■ Task instructions: Your answer should consist of each line from the data below that contains "棚卸済み台数".

■ Source records:
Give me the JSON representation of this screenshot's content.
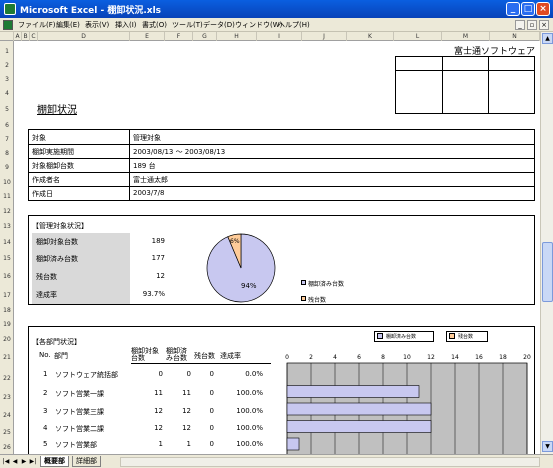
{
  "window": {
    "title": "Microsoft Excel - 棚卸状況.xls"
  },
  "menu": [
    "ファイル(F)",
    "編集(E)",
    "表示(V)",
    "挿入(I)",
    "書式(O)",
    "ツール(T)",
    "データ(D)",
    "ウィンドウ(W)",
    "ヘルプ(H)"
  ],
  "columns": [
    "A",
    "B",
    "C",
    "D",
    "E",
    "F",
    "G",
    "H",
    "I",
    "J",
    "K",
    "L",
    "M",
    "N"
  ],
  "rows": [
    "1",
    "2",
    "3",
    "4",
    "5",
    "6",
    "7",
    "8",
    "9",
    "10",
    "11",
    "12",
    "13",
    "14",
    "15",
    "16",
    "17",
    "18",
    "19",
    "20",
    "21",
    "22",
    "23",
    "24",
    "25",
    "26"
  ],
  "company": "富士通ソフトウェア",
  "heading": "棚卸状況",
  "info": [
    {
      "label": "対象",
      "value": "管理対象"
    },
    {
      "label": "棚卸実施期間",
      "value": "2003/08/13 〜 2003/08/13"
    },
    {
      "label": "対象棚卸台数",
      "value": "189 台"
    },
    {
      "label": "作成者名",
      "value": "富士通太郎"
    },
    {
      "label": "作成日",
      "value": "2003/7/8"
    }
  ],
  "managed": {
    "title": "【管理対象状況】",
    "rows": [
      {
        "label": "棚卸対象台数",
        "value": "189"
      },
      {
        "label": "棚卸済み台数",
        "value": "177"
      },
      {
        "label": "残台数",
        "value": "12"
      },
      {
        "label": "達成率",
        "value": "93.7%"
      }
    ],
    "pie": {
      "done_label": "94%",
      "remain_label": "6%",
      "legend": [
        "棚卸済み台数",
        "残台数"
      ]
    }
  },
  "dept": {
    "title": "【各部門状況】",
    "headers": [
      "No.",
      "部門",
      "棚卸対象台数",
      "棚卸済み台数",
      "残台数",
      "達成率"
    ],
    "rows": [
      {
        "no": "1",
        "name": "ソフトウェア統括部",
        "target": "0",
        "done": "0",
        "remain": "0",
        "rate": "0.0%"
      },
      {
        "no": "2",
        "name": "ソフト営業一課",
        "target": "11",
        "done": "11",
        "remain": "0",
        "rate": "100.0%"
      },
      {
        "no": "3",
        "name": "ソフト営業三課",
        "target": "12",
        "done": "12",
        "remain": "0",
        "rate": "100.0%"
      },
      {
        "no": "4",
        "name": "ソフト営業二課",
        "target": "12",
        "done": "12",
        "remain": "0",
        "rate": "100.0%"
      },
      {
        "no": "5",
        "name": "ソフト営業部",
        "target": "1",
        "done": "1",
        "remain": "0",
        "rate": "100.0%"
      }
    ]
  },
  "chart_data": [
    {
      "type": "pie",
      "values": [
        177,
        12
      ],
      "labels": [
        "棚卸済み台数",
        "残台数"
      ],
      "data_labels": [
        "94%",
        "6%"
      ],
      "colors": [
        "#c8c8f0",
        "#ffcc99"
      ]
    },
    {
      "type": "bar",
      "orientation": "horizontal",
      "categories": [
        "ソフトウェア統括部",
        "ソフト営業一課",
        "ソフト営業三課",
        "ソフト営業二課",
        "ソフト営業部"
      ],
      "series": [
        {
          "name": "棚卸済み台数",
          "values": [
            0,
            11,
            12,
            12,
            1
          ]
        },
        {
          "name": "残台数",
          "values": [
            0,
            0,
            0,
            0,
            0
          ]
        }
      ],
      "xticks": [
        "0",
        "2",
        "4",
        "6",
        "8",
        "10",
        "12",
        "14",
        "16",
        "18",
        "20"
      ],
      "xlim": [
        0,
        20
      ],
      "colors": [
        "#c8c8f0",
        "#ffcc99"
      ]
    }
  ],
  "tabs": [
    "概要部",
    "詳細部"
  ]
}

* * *

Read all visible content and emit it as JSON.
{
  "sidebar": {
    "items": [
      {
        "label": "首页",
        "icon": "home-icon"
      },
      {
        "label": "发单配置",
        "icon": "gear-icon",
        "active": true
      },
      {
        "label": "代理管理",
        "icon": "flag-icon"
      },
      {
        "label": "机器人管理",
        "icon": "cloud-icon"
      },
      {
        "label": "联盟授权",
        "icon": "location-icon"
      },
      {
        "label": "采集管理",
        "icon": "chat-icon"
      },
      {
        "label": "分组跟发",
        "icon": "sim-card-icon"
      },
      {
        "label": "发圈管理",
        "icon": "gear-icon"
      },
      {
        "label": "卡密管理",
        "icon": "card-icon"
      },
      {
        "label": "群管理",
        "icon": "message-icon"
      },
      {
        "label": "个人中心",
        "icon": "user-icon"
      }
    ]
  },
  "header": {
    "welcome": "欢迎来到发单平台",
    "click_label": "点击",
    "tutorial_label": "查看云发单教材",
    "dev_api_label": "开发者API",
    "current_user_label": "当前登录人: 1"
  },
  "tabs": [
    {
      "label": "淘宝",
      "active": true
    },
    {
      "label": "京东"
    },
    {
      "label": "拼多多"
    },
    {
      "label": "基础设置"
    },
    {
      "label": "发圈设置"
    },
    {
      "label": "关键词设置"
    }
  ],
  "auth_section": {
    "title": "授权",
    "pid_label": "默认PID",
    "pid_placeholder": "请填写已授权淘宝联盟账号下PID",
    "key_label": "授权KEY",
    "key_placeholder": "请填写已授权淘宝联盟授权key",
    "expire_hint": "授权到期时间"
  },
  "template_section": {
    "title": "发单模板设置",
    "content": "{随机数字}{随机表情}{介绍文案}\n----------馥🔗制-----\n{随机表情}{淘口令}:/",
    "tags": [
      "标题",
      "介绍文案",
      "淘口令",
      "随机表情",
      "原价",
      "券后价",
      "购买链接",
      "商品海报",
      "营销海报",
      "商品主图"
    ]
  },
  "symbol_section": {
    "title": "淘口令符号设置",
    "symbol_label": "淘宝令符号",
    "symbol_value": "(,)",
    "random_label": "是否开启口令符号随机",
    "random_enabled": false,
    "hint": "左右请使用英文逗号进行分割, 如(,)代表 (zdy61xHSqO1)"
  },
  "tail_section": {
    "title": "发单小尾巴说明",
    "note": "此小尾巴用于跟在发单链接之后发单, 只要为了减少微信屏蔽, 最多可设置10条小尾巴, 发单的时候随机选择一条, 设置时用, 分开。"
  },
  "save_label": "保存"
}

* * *

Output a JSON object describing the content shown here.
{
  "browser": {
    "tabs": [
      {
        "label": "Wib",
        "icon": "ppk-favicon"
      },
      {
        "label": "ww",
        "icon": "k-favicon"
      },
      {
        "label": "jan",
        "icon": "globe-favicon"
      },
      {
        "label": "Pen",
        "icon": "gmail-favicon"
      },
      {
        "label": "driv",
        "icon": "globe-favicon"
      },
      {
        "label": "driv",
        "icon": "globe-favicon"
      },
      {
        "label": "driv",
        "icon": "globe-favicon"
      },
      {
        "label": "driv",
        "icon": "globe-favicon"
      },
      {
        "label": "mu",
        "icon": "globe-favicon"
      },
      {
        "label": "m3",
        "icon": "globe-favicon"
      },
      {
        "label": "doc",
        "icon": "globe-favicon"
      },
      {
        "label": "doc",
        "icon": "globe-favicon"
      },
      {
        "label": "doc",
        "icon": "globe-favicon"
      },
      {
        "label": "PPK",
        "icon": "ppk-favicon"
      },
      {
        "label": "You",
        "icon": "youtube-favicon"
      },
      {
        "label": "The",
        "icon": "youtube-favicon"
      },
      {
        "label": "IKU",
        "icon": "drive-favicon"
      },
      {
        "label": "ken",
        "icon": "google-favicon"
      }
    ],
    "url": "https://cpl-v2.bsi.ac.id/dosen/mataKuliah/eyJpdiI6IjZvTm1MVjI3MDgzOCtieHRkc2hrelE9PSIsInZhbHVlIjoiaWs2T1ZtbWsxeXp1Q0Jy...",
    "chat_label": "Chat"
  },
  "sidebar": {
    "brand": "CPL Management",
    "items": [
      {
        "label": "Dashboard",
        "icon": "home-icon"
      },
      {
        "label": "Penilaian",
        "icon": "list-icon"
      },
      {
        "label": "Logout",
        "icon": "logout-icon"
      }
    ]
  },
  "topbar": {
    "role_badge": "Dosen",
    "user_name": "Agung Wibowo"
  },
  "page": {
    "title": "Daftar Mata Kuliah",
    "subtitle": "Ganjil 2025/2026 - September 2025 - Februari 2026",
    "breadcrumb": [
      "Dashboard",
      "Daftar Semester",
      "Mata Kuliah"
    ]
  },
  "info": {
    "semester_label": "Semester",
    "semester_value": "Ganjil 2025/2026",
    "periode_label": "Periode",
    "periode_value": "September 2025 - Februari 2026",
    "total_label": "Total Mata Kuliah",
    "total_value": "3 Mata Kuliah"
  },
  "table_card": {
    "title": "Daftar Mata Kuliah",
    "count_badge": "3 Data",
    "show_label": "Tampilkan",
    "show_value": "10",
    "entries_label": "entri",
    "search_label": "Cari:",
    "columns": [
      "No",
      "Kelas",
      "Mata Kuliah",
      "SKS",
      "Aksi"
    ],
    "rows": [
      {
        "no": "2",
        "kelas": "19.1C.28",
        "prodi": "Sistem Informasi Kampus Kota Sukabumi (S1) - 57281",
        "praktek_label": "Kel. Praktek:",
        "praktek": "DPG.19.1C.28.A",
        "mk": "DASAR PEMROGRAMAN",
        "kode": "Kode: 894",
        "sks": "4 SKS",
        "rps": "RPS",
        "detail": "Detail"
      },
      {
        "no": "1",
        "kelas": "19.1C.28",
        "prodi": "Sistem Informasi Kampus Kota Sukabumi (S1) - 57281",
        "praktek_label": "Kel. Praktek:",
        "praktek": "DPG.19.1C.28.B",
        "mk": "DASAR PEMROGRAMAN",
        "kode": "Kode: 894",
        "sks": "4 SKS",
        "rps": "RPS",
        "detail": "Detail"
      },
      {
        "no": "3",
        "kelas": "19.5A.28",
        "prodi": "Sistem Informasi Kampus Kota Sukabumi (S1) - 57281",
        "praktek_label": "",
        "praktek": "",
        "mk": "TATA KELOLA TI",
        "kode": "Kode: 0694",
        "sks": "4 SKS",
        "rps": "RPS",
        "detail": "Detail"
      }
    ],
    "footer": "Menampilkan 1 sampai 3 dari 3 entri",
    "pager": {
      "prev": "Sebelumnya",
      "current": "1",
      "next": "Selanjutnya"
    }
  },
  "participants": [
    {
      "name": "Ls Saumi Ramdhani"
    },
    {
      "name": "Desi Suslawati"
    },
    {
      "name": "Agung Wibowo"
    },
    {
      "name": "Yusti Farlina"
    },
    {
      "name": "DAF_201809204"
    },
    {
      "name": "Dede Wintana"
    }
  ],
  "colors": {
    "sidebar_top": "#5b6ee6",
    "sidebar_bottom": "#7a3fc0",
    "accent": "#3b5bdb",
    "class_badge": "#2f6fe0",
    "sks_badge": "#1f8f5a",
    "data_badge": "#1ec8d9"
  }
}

■ Completed task:
        "label": "棚卸済み台数",
        "棚卸済み台数",
      "棚卸済み台数",
        "棚卸済み台数",
          "name": "棚卸済み台数",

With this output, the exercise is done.